REQUIREMENT – Show all lines below holding the string "true".

RECORDED INFORMATION –
■ ■ ■
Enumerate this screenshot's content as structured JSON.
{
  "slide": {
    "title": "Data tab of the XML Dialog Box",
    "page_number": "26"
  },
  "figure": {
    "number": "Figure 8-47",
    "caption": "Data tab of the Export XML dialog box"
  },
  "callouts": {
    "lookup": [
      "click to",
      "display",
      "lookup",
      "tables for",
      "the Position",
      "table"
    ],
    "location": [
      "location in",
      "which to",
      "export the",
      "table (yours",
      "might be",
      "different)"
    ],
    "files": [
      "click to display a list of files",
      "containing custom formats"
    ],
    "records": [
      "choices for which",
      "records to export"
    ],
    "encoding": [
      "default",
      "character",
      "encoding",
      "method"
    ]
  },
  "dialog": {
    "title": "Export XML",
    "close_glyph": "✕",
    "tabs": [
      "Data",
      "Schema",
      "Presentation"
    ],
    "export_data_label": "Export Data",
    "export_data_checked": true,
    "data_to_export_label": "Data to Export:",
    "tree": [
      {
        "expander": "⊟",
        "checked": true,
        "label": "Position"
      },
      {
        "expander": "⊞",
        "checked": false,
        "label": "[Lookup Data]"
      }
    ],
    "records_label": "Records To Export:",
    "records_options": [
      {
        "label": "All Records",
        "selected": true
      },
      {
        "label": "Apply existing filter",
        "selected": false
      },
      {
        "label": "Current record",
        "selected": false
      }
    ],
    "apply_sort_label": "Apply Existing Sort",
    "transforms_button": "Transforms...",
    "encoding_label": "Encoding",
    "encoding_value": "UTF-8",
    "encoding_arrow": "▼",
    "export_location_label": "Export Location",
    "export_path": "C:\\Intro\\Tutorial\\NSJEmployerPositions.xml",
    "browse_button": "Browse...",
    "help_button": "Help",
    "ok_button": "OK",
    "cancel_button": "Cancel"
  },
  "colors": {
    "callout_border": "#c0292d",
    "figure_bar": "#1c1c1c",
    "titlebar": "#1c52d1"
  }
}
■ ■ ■
SOLUTION FOR THIS PROBLEM –
    "export_data_checked": true,
        "checked": true,
        "selected": true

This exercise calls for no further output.